In the first of the three acts the character is introduced, the situation and problem are sketched and the dramatic question is posed: was this premeditated murder? It should also be noted that moments from the most emotional part of the interview are included here.
It is a convention of television documentary to offer a few shocking or contentious moments from later in the piece at the beginning to entice the audience. In this case, because we see Pistorius’s breakdown before we hear the conversation that preceded it, the display of emotion can seem unmotivated and insincere. It is quite possible that Pistorius’s emotion would be read differently if the viewer were to see the full interview in chronological order.

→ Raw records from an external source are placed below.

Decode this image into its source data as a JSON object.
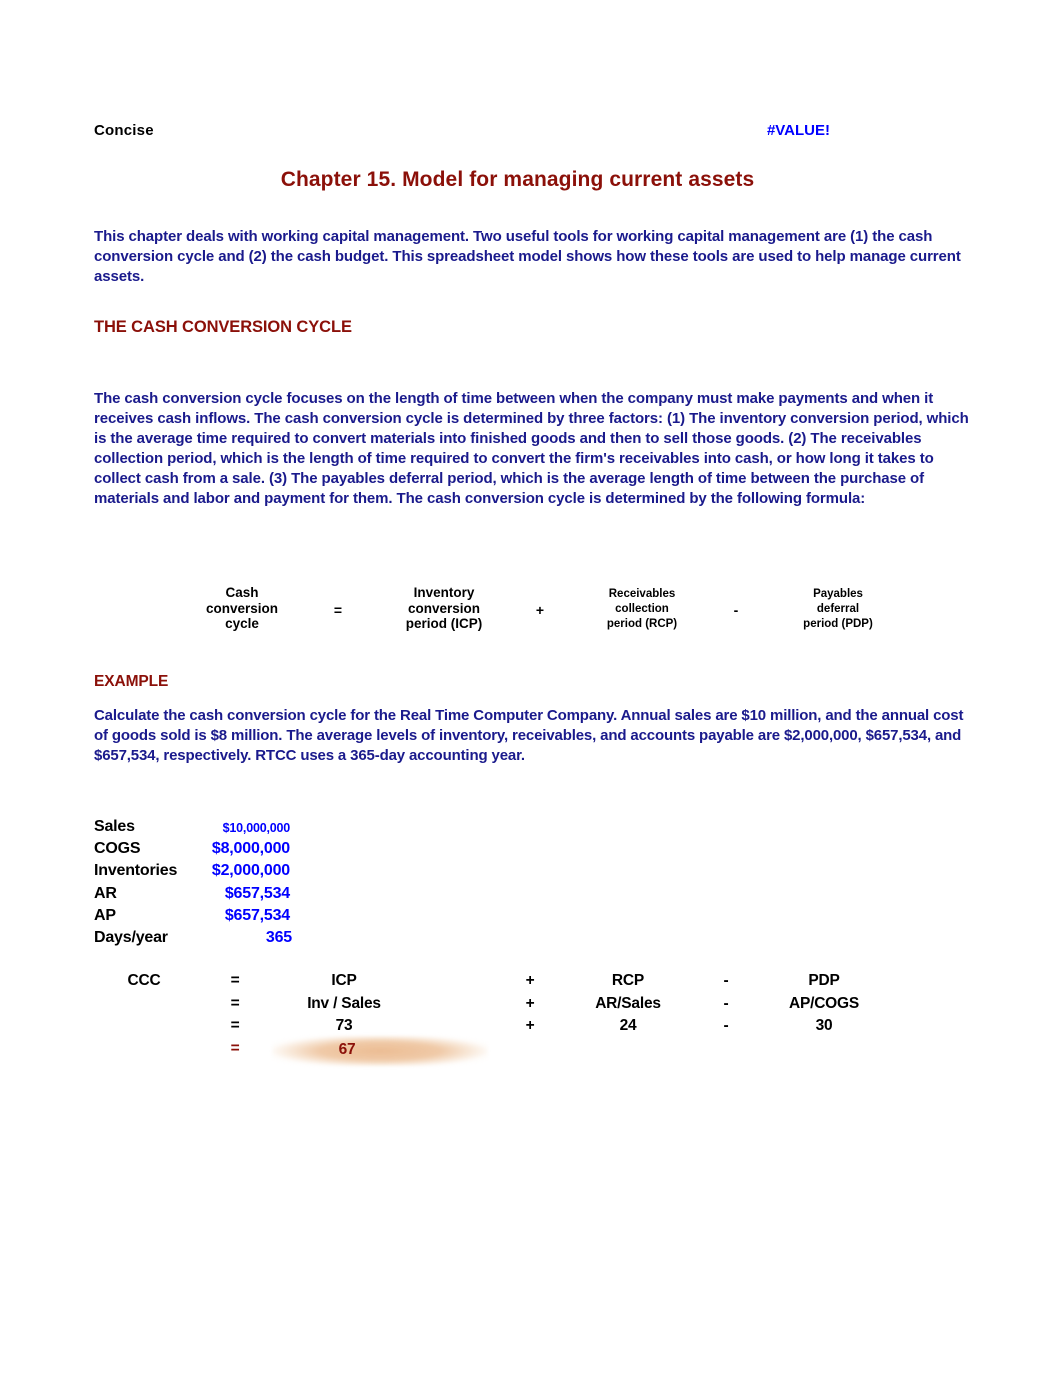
{
  "header": {
    "left_label": "Concise",
    "error_value": "#VALUE!",
    "error_color": "#0000ff"
  },
  "title": "Chapter 15.  Model for managing current assets",
  "title_color": "#8b1009",
  "body_color": "#1a1a8c",
  "intro_paragraph": "This chapter deals with working capital management. Two useful tools for working capital management are (1) the cash conversion cycle and (2) the cash budget.  This spreadsheet model shows how these tools are used to help manage current assets.",
  "sections": {
    "cash_conversion_cycle_heading": "THE CASH CONVERSION CYCLE",
    "cash_conversion_cycle_body": "The cash conversion cycle focuses on the length of time between when the company must make payments and when it receives cash inflows.  The cash conversion cycle is determined by three factors: (1) The inventory conversion period, which is the average time required to convert materials into finished goods and then to sell those goods.  (2) The receivables collection period, which is the length of time required to convert the firm's receivables into cash, or how long it takes to collect cash from a sale.  (3) The payables deferral period, which is the average length of time between the purchase of materials and labor and payment for them.  The cash conversion cycle is determined by the following formula:",
    "example_heading": "EXAMPLE",
    "example_body": "Calculate the cash conversion cycle for the Real Time Computer Company.  Annual sales are $10 million, and the annual cost of goods sold is $8 million.  The average levels of inventory, receivables, and accounts payable are $2,000,000, $657,534, and $657,534, respectively. RTCC uses a 365-day accounting year."
  },
  "formula": {
    "term1_line1": "Cash",
    "term1_line2": "conversion",
    "term1_line3": "cycle",
    "operator1": "=",
    "term2_line1": "Inventory",
    "term2_line2": "conversion",
    "term2_line3": "period (ICP)",
    "operator2": "+",
    "term3_line1": "Receivables",
    "term3_line2": "collection",
    "term3_line3": "period (RCP)",
    "operator3": "-",
    "term4_line1": "Payables",
    "term4_line2": "deferral",
    "term4_line3": "period (PDP)"
  },
  "inputs": [
    {
      "label": "Sales",
      "value": "$10,000,000"
    },
    {
      "label": "COGS",
      "value": "$8,000,000"
    },
    {
      "label": "Inventories",
      "value": "$2,000,000"
    },
    {
      "label": "AR",
      "value": "$657,534"
    },
    {
      "label": "AP",
      "value": "$657,534"
    },
    {
      "label": "Days/year",
      "value": "365"
    }
  ],
  "calculation": {
    "row_label": "CCC",
    "rows": [
      {
        "eq": "=",
        "icp": "ICP",
        "plus": "+",
        "rcp": "RCP",
        "minus": "-",
        "pdp": "PDP"
      },
      {
        "eq": "=",
        "icp": "Inv / Sales",
        "plus": "+",
        "rcp": "AR/Sales",
        "minus": "-",
        "pdp": "AP/COGS"
      },
      {
        "eq": "=",
        "icp": "73",
        "plus": "+",
        "rcp": "24",
        "minus": "-",
        "pdp": "30"
      }
    ],
    "result_eq": "=",
    "result_value": "67",
    "result_color": "#8b1009",
    "result_highlight_color": "#ebba8f"
  }
}
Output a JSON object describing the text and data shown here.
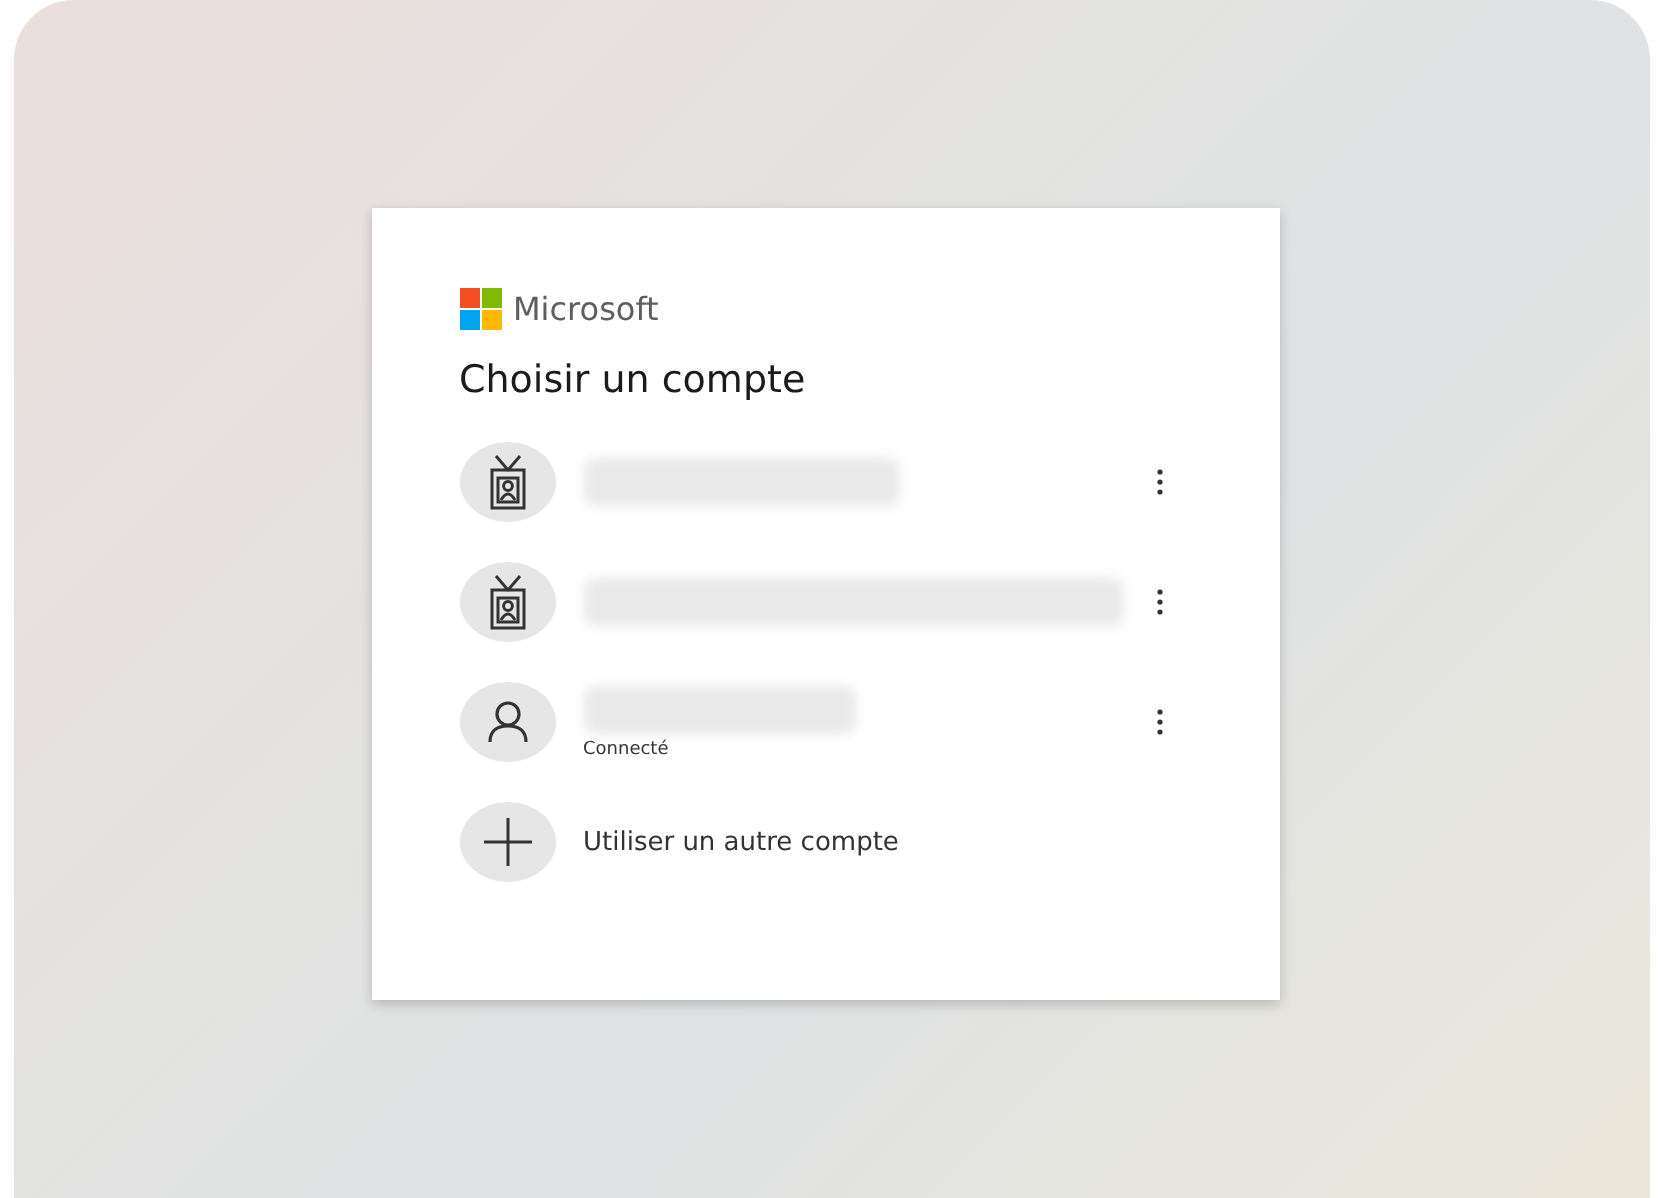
{
  "brand": {
    "name": "Microsoft"
  },
  "title": "Choisir un compte",
  "accounts": [
    {
      "kind": "work"
    },
    {
      "kind": "work"
    },
    {
      "kind": "personal",
      "status": "Connecté"
    }
  ],
  "add_account": {
    "label": "Utiliser un autre compte"
  }
}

As the middle part of the documentary – the second and longest of the three acts – unfolds there are several developments. The character reveals more information. The viewer is drawn in through these revelations, archival footage, perspectives from experts, the inclusion of rather graphic crime scene photographs and the questions and statements of the journalist.
There are moments that verge on melodramatic, in particular when the shot of Pistorius breaking down is held without cutting until after he covers his face with his hands. There are also moments that are sensationalist. These include a scene in which Williams-Thomas instructs Pistorius to take his prosthetic legs off to demonstrate how he walks on stumps. There is also the repeated cutting to bloody crime scene photographs.
There is a shift to the third and final act at about the point where Pistorius’s reflections on his sentence are included. Here he reiterates that the killing should be regarded as accidental rather than premeditated. He also makes what seems to be an appeal for a lesser sentence.
This is the point at which Pistorius appears most insincere and calculating, as he seems to offer to do philanthropic work instead of serving the full sentence. One can speculate about whether this is intended to influence the perceptions of viewers, or perhaps even Judge Thokozile Masipa, who was scheduled to sentence Pistorius within two weeks of the broadcast.
One can speculate about whether Pistorius offered these perspectives voluntarily or whether they were responses to specific and leading questions from Williams-Thomas. It is doubtful that anyone but the producers of the programme will ever know. But it is significant that Pistorius agreed to be interviewed now, and that the programme was broadcast so close to the sentencing.
Ultimately it’s impossible to ascertain through structural analysis whether Pistorius was truthful in his retelling of events. The viewer’s perception of his honesty is coloured by the way the programme was constructed and by pre-existing knowledge of the events and trial.
I expect there will be quite a bit of debate about whether we can or should believe what Pistorius says. Speculation will certainly turn to the documentary’s possible influence once Masipa announces Pistorius’s sentence, regardless of what that sentence might be.
Lecturer in Screen Production and Film and Television Studies, University of Cape Town
Liani Maasdorp does not work for, consult, own shares in or receive funding from any company or organisation that would benefit from this article, and has disclosed no relevant affiliations beyond the academic appointment above.
Source: The Conversion